The objectives behind a brand collaboration can be widespread. Some will be simply to get people talking (Weetabix and Heinz Baked Beans, anybody?), but others simply make sense and are more long-standing partnerships. For example, Siren client, Thames Clippers, and transport behemoth, Uber.
Case Study: Uber Boat by Thames Clippers
Serving to add more instantly recognisable branding and pique the interest of visitors to the capital for the River Bus provider, the partnership also gives Uber more constant presence in London with fully branded catamarans sailing through the centre of the city seven days a week.
It was key for the two brands to strike the right balance at launch, second only to said launch being in the middle of 2020 and the pandemic playing havoc with their initial big plans. London’s leading River Bus operator partnering with a global transport technology business meant tackling the brief to ensure maximum exposure for both brands in a way that sat naturally with existing customers of both businesses.
Now, more than 18 months into the partnership and it’s working hard for both brands, delivering all that we thought it could.
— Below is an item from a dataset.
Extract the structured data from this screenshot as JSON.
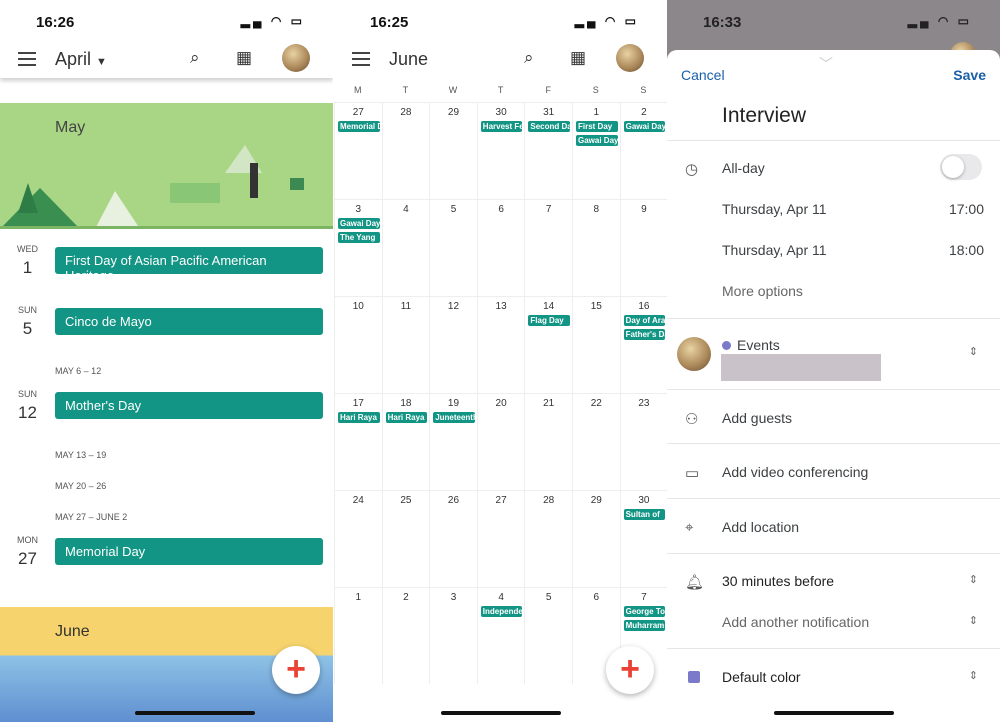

Playing the long game and banking on enduring collaborations can really cement the right partnerships in consumers’ minds and deliver lasting benefit on all sides.
Read more about the launch of Uber Boat by Thames Clippers here.
Case Study: The Rough Guide to Accessible Britain
For the beginnings of this partnership, we have to go all the way back to 2009. As the car scheme for disabled people, the Motability Scheme was looking for a way to engage the consumer media and reach potential customers, outside of the disability and motoring press. Thinking of routes to work with more lifestyle and travel outlets, we recommended a partnership with Rough Guides to create a guidebook to celebrate the accessibility of venues across the UK, and places disabled people could enjoy by travelling to in their Motability Scheme cars.
This partnership, now more than a decade strong has evolved over the years, but the core objective remains and continues to be met. Since the initial launch there have been multiple new ‘main’ editions of the Guide, we’ve hosted the Rough Guide to Accessible Britain Awards, brought in celebrity ambassadors in the shape of Ben Fogle and Chris Packham, created a Family Days Out edition and more. We’ve brought in various third parties too to strengthen the launch campaigns for refreshed reissues of the guide, working with the likes of the National Autistic Society and Carers Trust to ensure we’re doing all we can to make the guide content relevant to those core groups.
Now an online-only publication, the partnership remains strong. It’s the collaboration platform that keeps on evolving. You can view the current edition here: www.accessibleguide.co.uk.
How to know if a brand collaboration will work?
Alongside the examples of powerful, successful partnerships created, there’s a list of those that have gone disastrously wrong too. Think of the infamous Pepsi ad featuring Kendal Jenner, or that U2 and Apple collab which meant we were all burdened with an album on our iPhones that we hadn’t asked for.
There’s no scientific way to confirm that a partnership will be a 100% rip-roaring success, but it’s key that the aforementioned audience profiling and, crucially, understanding is met before jumping feet-first into aligning with another business or purpose. Choosing partners or a purpose that elevates what you already stand for as a brand, that adds credibility to your work or that taps into the passions of your audience is certainly a good place to start.
Find out how we can elevate your brand and create impactful campaigns, collaborations and coverage, get in touch.